“For the sins of our nation, and their enormous vices, the anger of the Lord, falling on an evil generation, hath given them into the arms of their enemies. Therefore, as long as this foreign race shall keep the commandments of the Lord, and walk in his ways, it will be secure and invincible; but if, as the downward path to illicit pleasures is easy, and nature is prone to follow vicious examples, this people shall chance, from living among us, to adopt our depraved habits, doubtless they will provoke the divine vengeance on themselves also.”
It’s quite likely that Gerald received additional brownie points from his masters for the final paragraph which essentially suggests the native Irish deserved everything they got (i.e. being invaded) as they were essentially sinful.

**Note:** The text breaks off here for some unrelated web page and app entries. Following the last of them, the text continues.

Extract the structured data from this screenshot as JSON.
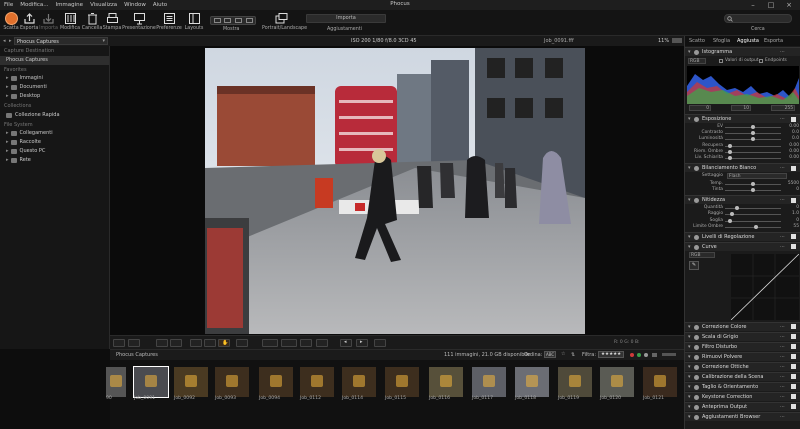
{
  "app": {
    "title": "Phocus"
  },
  "menu": [
    "File",
    "Modifica...",
    "Immagine",
    "Visualizza",
    "Window",
    "Aiuto"
  ],
  "toolbar": {
    "buttons": [
      "Scatta",
      "Esporta",
      "Importa",
      "Modifica",
      "Cancella",
      "Stampa",
      "Presentazione",
      "Preferenze",
      "Layouts"
    ],
    "mostra_label": "Mostra",
    "portrait_label": "Portrait/Landscape",
    "importa_value": "Importa",
    "aggiustamenti_label": "Aggiustamenti",
    "search_label": "Cerca",
    "search_value": ""
  },
  "pathbar": {
    "location": "Phocus Captures",
    "exif": "ISO 200   1/80   f/8.0   3CD 45",
    "filename": "Job_0091.fff",
    "zoom": "11%"
  },
  "sidebar": {
    "capture_destination": "Capture Destination",
    "capture_item": "Phocus Captures",
    "favorites": "Favorites",
    "favorites_items": [
      "Immagini",
      "Documenti",
      "Desktop"
    ],
    "collections": "Collections",
    "collections_items": [
      "Collezione Rapida"
    ],
    "file_system": "File System",
    "file_system_items": [
      "Collegamenti",
      "Raccolte",
      "Questo PC",
      "Rete"
    ]
  },
  "controls": {
    "rgb_readout": "R:   0   G:   0   B:"
  },
  "browser": {
    "title": "Phocus Captures",
    "info": "111  immagini, 21.0 GB disponibile",
    "order_label": "Ordina:",
    "order_value": "ABC",
    "filter_label": "Filtra:",
    "thumbnails": [
      "90",
      "Job_0091",
      "Job_0092",
      "Job_0093",
      "Job_0094",
      "Job_0112",
      "Job_0114",
      "Job_0115",
      "Job_0116",
      "Job_0117",
      "Job_0118",
      "Job_0119",
      "Job_0120",
      "Job_0121"
    ]
  },
  "right_panel": {
    "tabs": [
      "Scatto",
      "Sfoglia",
      "Aggiusta",
      "Esporta"
    ],
    "istogramma": {
      "title": "Istogramma",
      "mode": "RGB",
      "valori_label": "Valori di output",
      "endpoints_label": "Endpoints",
      "scale": [
        "0",
        "10",
        "255"
      ]
    },
    "esposizione": {
      "title": "Esposizione",
      "sliders": [
        {
          "name": "EV",
          "value": "0.00",
          "pos": 0.5
        },
        {
          "name": "Contrasto",
          "value": "0.0",
          "pos": 0.5
        },
        {
          "name": "Luminosità",
          "value": "0.0",
          "pos": 0.5
        },
        {
          "name": "Recupera",
          "value": "0.00",
          "pos": 0.05
        },
        {
          "name": "Riem. Ombre",
          "value": "0.00",
          "pos": 0.05
        },
        {
          "name": "Liv. Schiarita",
          "value": "0.00",
          "pos": 0.05
        }
      ]
    },
    "bilanciamento": {
      "title": "Bilanciamento Bianco",
      "preset_label": "Settaggio",
      "preset_value": "Flash",
      "sliders": [
        {
          "name": "Temp.",
          "value": "5500",
          "pos": 0.5
        },
        {
          "name": "Tinta",
          "value": "0",
          "pos": 0.5
        }
      ]
    },
    "nitidezza": {
      "title": "Nitidezza",
      "sliders": [
        {
          "name": "Quantità",
          "value": "0",
          "pos": 0.2
        },
        {
          "name": "Raggio",
          "value": "1.0",
          "pos": 0.1
        },
        {
          "name": "Soglia",
          "value": "0",
          "pos": 0.05
        },
        {
          "name": "Limite Ombre",
          "value": "55",
          "pos": 0.55
        }
      ]
    },
    "livelli": {
      "title": "Livelli di Regolazione"
    },
    "curve": {
      "title": "Curve",
      "mode": "RGB"
    },
    "tools": [
      "Correzione Colore",
      "Scala di Grigio",
      "Filtro Disturbo",
      "Rimuovi Polvere",
      "Correzione Ottiche",
      "Calibrazione della Scena",
      "Taglio & Orientamento",
      "Keystone Correction",
      "Anteprima Output",
      "Aggiustamenti Browser"
    ]
  },
  "colors": {
    "accent": "#e1702c",
    "panel": "#1b1b1b",
    "background": "#0d0d0d"
  }
}
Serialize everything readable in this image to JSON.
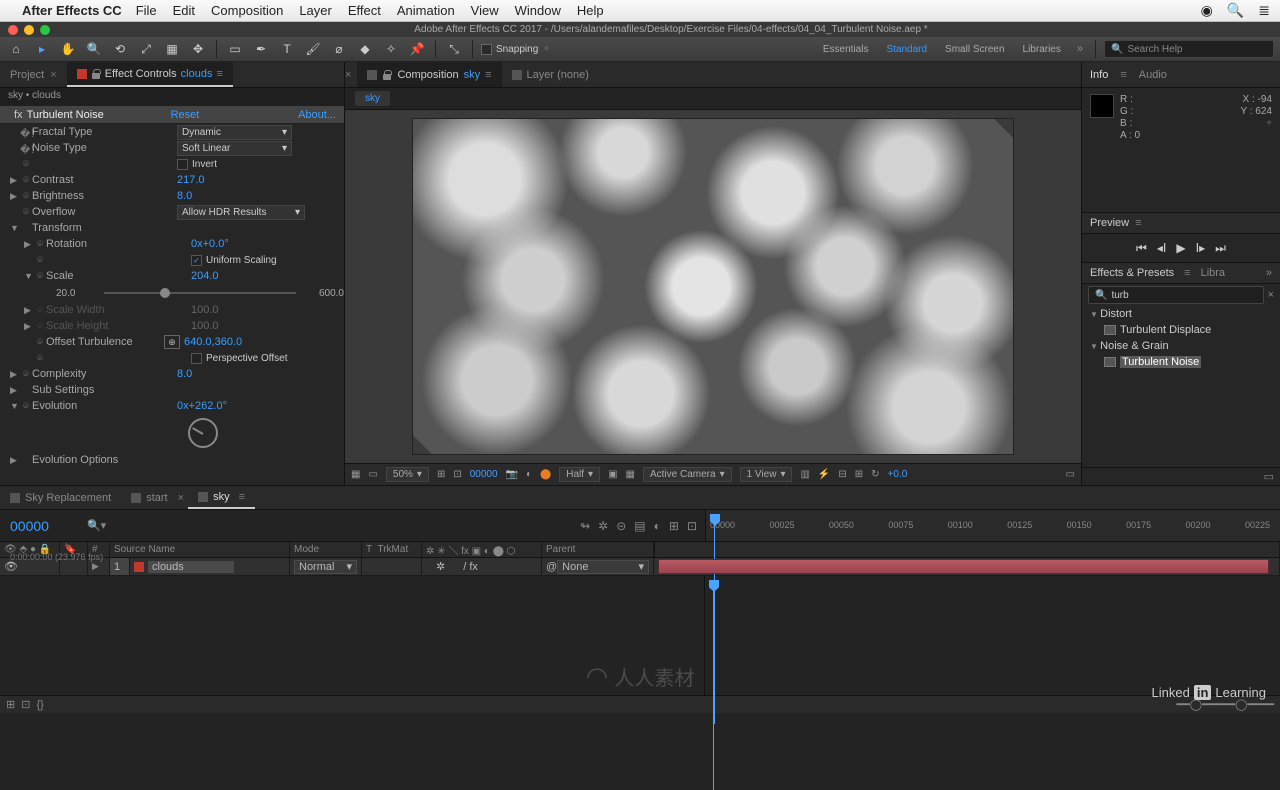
{
  "menubar": {
    "app": "After Effects CC",
    "items": [
      "File",
      "Edit",
      "Composition",
      "Layer",
      "Effect",
      "Animation",
      "View",
      "Window",
      "Help"
    ]
  },
  "window_title": "Adobe After Effects CC 2017 - /Users/alandemafiles/Desktop/Exercise Files/04-effects/04_04_Turbulent Noise.aep *",
  "toolbar": {
    "snapping": "Snapping",
    "workspaces": [
      "Essentials",
      "Standard",
      "Small Screen",
      "Libraries"
    ],
    "active_ws": "Standard",
    "search_ph": "Search Help"
  },
  "left": {
    "tab_project": "Project",
    "tab_ec": "Effect Controls",
    "tab_ec_link": "clouds",
    "crumb": "sky • clouds",
    "effect_name": "Turbulent Noise",
    "reset": "Reset",
    "about": "About...",
    "props": {
      "fractal_type": "Fractal Type",
      "fractal_type_v": "Dynamic",
      "noise_type": "Noise Type",
      "noise_type_v": "Soft Linear",
      "invert": "Invert",
      "contrast": "Contrast",
      "contrast_v": "217.0",
      "brightness": "Brightness",
      "brightness_v": "8.0",
      "overflow": "Overflow",
      "overflow_v": "Allow HDR Results",
      "transform": "Transform",
      "rotation": "Rotation",
      "rotation_v": "0x+0.0°",
      "uniform": "Uniform Scaling",
      "scale": "Scale",
      "scale_v": "204.0",
      "scale_min": "20.0",
      "scale_max": "600.0",
      "scale_w": "Scale Width",
      "scale_w_v": "100.0",
      "scale_h": "Scale Height",
      "scale_h_v": "100.0",
      "off_turb": "Offset Turbulence",
      "off_turb_v": "640.0,360.0",
      "persp": "Perspective Offset",
      "complexity": "Complexity",
      "complexity_v": "8.0",
      "sub": "Sub Settings",
      "evolution": "Evolution",
      "evolution_v": "0x+262.0°",
      "evo_opt": "Evolution Options"
    }
  },
  "center": {
    "tab_comp": "Composition",
    "tab_comp_link": "sky",
    "tab_layer": "Layer (none)",
    "crumb_chip": "sky",
    "bar": {
      "zoom": "50%",
      "time": "00000",
      "res": "Half",
      "camera": "Active Camera",
      "views": "1 View",
      "exposure": "+0.0"
    }
  },
  "right": {
    "info": "Info",
    "audio": "Audio",
    "R": "R :",
    "G": "G :",
    "B": "B :",
    "A": "A : 0",
    "X": "X : -94",
    "Y": "Y : 624",
    "preview": "Preview",
    "eff_presets": "Effects & Presets",
    "libra": "Libra",
    "search": "turb",
    "cat1": "Distort",
    "item1": "Turbulent Displace",
    "cat2": "Noise & Grain",
    "item2": "Turbulent Noise"
  },
  "timeline": {
    "tabs": [
      "Sky Replacement",
      "start",
      "sky"
    ],
    "active": 2,
    "tc": "00000",
    "fps": "0:00:00:00 (23.976 fps)",
    "cols": {
      "src": "Source Name",
      "mode": "Mode",
      "trk": "TrkMat",
      "par": "Parent"
    },
    "ticks": [
      "00000",
      "00025",
      "00050",
      "00075",
      "00100",
      "00125",
      "00150",
      "00175",
      "00200",
      "00225"
    ],
    "layer": {
      "num": "1",
      "name": "clouds",
      "mode": "Normal",
      "parent": "None"
    }
  },
  "branding": {
    "wm": "人人素材",
    "li1": "Linked",
    "li2": "in",
    "li3": "Learning"
  }
}
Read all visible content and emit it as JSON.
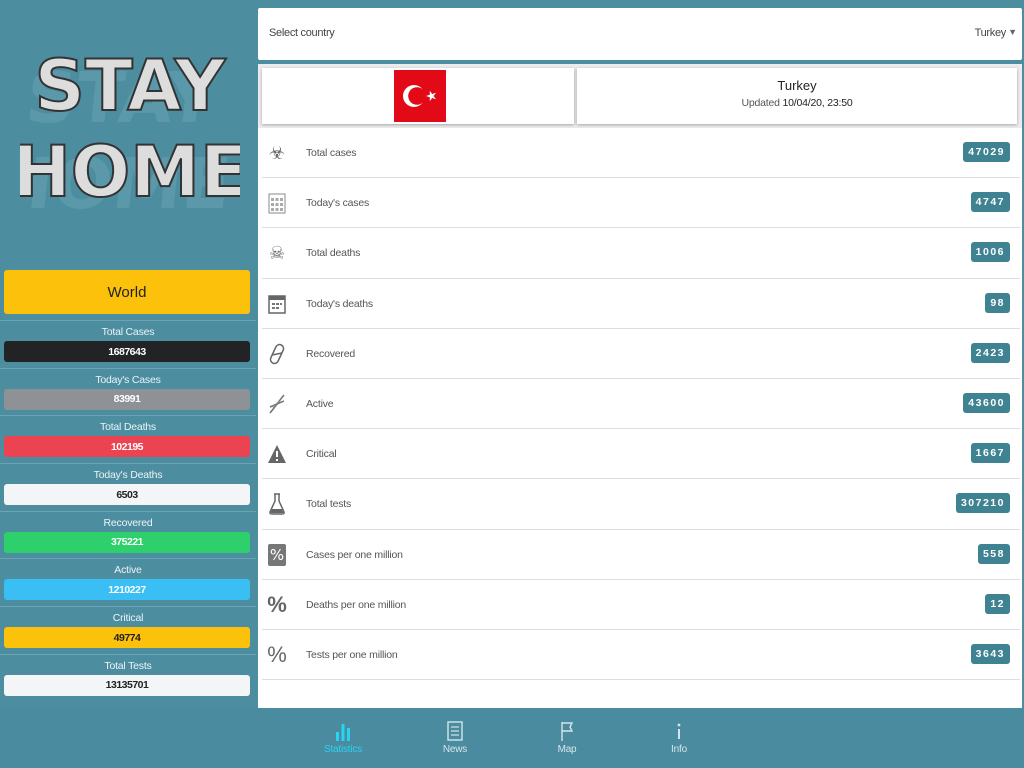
{
  "logo": {
    "line1": "STAY",
    "line2": "HOME"
  },
  "world": {
    "label": "World",
    "stats": [
      {
        "label": "Total Cases",
        "value": "1687643",
        "bg": "#222325",
        "fg": "#ffffff"
      },
      {
        "label": "Today's Cases",
        "value": "83991",
        "bg": "#8e9296",
        "fg": "#ffffff"
      },
      {
        "label": "Total Deaths",
        "value": "102195",
        "bg": "#ec4352",
        "fg": "#ffffff"
      },
      {
        "label": "Today's Deaths",
        "value": "6503",
        "bg": "#f3f5f7",
        "fg": "#222222"
      },
      {
        "label": "Recovered",
        "value": "375221",
        "bg": "#2ed06b",
        "fg": "#ffffff"
      },
      {
        "label": "Active",
        "value": "1210227",
        "bg": "#3abff5",
        "fg": "#ffffff"
      },
      {
        "label": "Critical",
        "value": "49774",
        "bg": "#fcc10a",
        "fg": "#222222"
      },
      {
        "label": "Total Tests",
        "value": "13135701",
        "bg": "#f3f5f7",
        "fg": "#222222"
      }
    ]
  },
  "selector": {
    "label": "Select country",
    "value": "Turkey"
  },
  "country": {
    "name": "Turkey",
    "updated_label": "Updated",
    "updated_date": "10/04/20, 23:50",
    "flag_colors": {
      "red": "#e30a17",
      "white": "#ffffff"
    },
    "stats": [
      {
        "label": "Total cases",
        "value": "47029",
        "icon": "biohazard-icon"
      },
      {
        "label": "Today's cases",
        "value": "4747",
        "icon": "calendar-grid-icon"
      },
      {
        "label": "Total deaths",
        "value": "1006",
        "icon": "skull-icon"
      },
      {
        "label": "Today's deaths",
        "value": "98",
        "icon": "calendar-icon"
      },
      {
        "label": "Recovered",
        "value": "2423",
        "icon": "pill-icon"
      },
      {
        "label": "Active",
        "value": "43600",
        "icon": "dna-icon"
      },
      {
        "label": "Critical",
        "value": "1667",
        "icon": "warning-icon"
      },
      {
        "label": "Total tests",
        "value": "307210",
        "icon": "flask-icon"
      },
      {
        "label": "Cases per one million",
        "value": "558",
        "icon": "percent-box-icon"
      },
      {
        "label": "Deaths per one million",
        "value": "12",
        "icon": "percent-icon"
      },
      {
        "label": "Tests per one million",
        "value": "3643",
        "icon": "percent-thin-icon"
      }
    ]
  },
  "nav": [
    {
      "label": "Statistics",
      "icon": "bar-chart-icon",
      "active": true
    },
    {
      "label": "News",
      "icon": "newspaper-icon",
      "active": false
    },
    {
      "label": "Map",
      "icon": "flag-icon",
      "active": false
    },
    {
      "label": "Info",
      "icon": "info-icon",
      "active": false
    }
  ],
  "colors": {
    "background": "#4d8da0",
    "badge": "#3f8392",
    "world_button": "#fcc10a",
    "nav_active": "#2ad3f2"
  }
}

As you can see, Gerald of Wales had no particular qualms using fiction to portray the natives as partly inhuman (something which aligned well with the Roman Church who often likened native Irish war parties as ‘wolf bands’). This is something he also did in other sections of the document such as:
- Of a fish which had three golden teeth
- Of a woman who had a beard, and a hairy crest and mane on her back
- Of an animal who was half-ox, half-man
- Of a goat who had intercourse with a woman
- Yadda, yadda, yadda.
You get the idea.
I came across the above section as a result of some research I was carrying out on Irish wolves for one of my books (Liath Luachra: The Swallowed) and, to my great amusement, discovered numerous bloggers have used this section to argue their belief that there have always been werewolves in Ireland.
On the bright side of course, we should probably thank our lucky stars they weren’t quoting Mein Kampf.